▶ [Task statement] Every line of the entries with the word "true" in it should be shown.

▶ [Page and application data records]
┌────────

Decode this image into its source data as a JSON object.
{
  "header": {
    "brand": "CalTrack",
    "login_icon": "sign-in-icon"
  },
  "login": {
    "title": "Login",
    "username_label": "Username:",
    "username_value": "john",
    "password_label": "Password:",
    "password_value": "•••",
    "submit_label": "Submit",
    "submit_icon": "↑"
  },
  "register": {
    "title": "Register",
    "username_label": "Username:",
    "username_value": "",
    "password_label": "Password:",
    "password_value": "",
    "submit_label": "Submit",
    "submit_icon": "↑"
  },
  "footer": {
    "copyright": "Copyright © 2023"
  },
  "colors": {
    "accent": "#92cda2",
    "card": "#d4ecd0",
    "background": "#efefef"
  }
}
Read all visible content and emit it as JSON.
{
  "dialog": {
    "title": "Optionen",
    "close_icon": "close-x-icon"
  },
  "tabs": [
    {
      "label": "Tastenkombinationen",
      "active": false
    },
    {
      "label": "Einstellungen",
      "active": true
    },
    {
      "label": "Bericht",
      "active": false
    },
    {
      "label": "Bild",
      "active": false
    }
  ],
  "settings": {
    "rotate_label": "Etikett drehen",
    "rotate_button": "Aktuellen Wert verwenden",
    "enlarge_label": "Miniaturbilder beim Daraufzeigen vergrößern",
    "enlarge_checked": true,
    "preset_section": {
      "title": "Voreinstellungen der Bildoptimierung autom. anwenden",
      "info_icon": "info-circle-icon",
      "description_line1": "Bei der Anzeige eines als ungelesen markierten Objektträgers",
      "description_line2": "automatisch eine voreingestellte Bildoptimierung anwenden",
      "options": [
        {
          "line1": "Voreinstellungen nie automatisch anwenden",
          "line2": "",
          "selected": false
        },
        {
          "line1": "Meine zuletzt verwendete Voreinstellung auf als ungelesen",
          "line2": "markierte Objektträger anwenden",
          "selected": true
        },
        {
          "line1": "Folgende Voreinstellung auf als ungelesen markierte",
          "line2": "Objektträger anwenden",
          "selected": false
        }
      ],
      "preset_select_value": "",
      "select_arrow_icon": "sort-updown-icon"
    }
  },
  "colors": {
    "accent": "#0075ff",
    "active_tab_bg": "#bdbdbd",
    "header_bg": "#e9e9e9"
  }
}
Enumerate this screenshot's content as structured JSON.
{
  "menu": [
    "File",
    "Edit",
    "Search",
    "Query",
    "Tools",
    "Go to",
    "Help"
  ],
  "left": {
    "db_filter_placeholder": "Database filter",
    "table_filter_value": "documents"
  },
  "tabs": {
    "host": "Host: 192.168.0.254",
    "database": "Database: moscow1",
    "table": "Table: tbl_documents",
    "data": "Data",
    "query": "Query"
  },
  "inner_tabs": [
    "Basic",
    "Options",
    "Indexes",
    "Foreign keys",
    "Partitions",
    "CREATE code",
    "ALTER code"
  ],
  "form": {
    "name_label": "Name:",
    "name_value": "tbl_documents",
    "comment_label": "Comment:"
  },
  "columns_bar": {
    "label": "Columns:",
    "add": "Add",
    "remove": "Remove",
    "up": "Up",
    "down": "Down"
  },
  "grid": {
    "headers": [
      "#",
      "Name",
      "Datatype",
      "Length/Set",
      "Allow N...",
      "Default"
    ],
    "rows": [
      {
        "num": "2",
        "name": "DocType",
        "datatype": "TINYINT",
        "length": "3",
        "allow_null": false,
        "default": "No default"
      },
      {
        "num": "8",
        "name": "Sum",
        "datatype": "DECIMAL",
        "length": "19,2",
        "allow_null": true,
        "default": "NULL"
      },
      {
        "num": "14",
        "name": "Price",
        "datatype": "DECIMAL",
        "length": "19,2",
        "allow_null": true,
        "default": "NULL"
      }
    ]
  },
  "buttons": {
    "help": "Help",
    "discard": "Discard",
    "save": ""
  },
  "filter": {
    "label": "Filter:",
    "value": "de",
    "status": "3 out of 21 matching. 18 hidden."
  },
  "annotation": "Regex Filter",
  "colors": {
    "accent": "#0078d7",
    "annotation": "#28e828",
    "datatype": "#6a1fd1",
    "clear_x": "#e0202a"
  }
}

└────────

▶ [Written answer]
      "active": true
    "enlarge_checked": true,
          "selected": true
        "allow_null": true,
        "allow_null": true,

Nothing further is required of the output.